Reports suggest a quantum computer has surpassed standard computers on a specific type of calculation
A leaked paper suggests that Google has achieved a milestone known as quantum supremacy, using a quantum computer to perform a calculation that couldn’t be achieved even with the world’s most powerful supercomputers.
It’s a hotly anticipated goal, and one intended to mark the beginning of a new era of quantum computation (SN: 6/29/17). But it’s also largely symbolic: The calculation in question serves no practical purpose and is designed to be difficult for classical computers, standard computers that are not rooted in quantum physics.
On September 20, the Financial Times reported that a scientific paper, briefly published on a NASA website before being removed, claims that Google has built a quantum computer that achieved quantum supremacy. It’s a benchmark that the company’s quantum researchers, led by physicist John Martinis of the University of California, Santa Barbara, have set their sights on for years (SN: 3/5/18). An apparent plain-text version of the paper, posted anonymously on the site Pastebin, has since been circulating among scientists and on Twitter. A spokesperson for Google declined to comment to Science News.

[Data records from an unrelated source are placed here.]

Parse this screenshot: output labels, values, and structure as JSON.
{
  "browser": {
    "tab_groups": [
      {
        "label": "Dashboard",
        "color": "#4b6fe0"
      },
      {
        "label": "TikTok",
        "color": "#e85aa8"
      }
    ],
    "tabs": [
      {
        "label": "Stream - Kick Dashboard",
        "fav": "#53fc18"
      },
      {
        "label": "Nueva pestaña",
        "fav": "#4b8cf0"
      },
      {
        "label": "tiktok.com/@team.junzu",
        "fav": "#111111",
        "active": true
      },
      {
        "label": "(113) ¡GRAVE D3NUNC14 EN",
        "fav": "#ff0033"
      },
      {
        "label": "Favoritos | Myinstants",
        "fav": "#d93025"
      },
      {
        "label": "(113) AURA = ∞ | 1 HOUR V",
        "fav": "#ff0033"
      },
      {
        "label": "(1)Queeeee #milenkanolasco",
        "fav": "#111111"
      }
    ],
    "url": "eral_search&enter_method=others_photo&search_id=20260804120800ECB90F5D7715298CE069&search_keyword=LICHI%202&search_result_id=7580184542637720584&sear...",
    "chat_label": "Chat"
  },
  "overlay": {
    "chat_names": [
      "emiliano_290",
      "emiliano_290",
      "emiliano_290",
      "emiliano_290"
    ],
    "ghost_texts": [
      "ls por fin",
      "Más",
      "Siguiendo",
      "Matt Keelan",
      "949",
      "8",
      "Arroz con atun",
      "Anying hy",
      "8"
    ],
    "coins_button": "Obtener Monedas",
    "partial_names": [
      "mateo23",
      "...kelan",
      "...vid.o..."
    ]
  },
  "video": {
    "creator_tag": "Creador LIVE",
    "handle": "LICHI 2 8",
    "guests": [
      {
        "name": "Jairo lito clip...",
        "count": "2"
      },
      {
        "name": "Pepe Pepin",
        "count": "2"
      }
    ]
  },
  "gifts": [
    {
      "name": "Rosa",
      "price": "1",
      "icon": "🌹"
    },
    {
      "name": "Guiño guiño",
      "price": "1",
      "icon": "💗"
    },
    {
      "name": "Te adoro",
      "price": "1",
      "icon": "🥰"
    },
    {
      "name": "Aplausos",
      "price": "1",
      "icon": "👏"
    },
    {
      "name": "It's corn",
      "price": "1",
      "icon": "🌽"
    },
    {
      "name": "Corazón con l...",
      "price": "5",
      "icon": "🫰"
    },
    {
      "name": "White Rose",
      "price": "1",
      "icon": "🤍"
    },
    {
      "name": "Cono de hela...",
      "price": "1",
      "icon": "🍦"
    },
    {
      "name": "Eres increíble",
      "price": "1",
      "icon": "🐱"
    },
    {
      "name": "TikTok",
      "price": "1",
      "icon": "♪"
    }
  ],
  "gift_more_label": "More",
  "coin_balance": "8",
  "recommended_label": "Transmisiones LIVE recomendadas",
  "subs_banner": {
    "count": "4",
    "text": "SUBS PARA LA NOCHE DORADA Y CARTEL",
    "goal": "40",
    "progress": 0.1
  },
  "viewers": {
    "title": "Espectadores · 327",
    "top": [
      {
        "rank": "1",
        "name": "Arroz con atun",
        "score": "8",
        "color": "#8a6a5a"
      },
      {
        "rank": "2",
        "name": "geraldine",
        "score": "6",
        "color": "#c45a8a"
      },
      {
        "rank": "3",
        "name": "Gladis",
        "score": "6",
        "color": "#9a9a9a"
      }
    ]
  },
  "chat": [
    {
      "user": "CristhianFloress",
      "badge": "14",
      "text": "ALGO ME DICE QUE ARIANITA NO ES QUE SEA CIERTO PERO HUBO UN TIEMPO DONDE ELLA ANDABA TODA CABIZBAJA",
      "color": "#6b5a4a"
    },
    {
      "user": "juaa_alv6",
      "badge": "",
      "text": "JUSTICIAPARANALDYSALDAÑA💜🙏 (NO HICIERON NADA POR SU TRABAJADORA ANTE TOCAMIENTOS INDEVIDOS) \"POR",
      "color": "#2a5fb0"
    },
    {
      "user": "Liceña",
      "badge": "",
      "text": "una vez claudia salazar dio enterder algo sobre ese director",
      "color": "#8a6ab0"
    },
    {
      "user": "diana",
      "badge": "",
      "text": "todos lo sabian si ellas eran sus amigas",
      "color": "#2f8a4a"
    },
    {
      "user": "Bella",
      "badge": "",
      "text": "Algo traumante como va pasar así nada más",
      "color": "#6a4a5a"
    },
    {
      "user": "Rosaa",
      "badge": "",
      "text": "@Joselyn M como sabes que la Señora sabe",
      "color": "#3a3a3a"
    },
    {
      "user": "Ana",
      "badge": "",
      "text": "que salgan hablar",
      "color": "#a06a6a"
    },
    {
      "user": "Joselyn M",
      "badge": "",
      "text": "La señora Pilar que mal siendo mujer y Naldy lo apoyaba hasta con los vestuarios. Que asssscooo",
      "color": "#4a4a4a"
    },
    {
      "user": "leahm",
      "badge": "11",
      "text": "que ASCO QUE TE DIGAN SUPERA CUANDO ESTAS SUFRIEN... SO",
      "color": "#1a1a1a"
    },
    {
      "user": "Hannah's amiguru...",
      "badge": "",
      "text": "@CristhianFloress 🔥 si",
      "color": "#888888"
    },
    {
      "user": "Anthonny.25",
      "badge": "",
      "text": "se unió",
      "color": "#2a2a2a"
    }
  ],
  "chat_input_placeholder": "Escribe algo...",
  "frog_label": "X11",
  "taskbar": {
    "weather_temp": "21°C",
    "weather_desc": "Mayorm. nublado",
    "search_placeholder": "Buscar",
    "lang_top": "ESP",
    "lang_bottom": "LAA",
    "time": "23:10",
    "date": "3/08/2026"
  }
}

According to the Pastebin version of the paper, Google created a quantum computer named Sycamore with 54 quantum bits called qubits, 53 of which were functional. The researchers used it to perform a series of operations in 200 seconds that would take a supercomputer about 10,000 years to complete. (...) Read More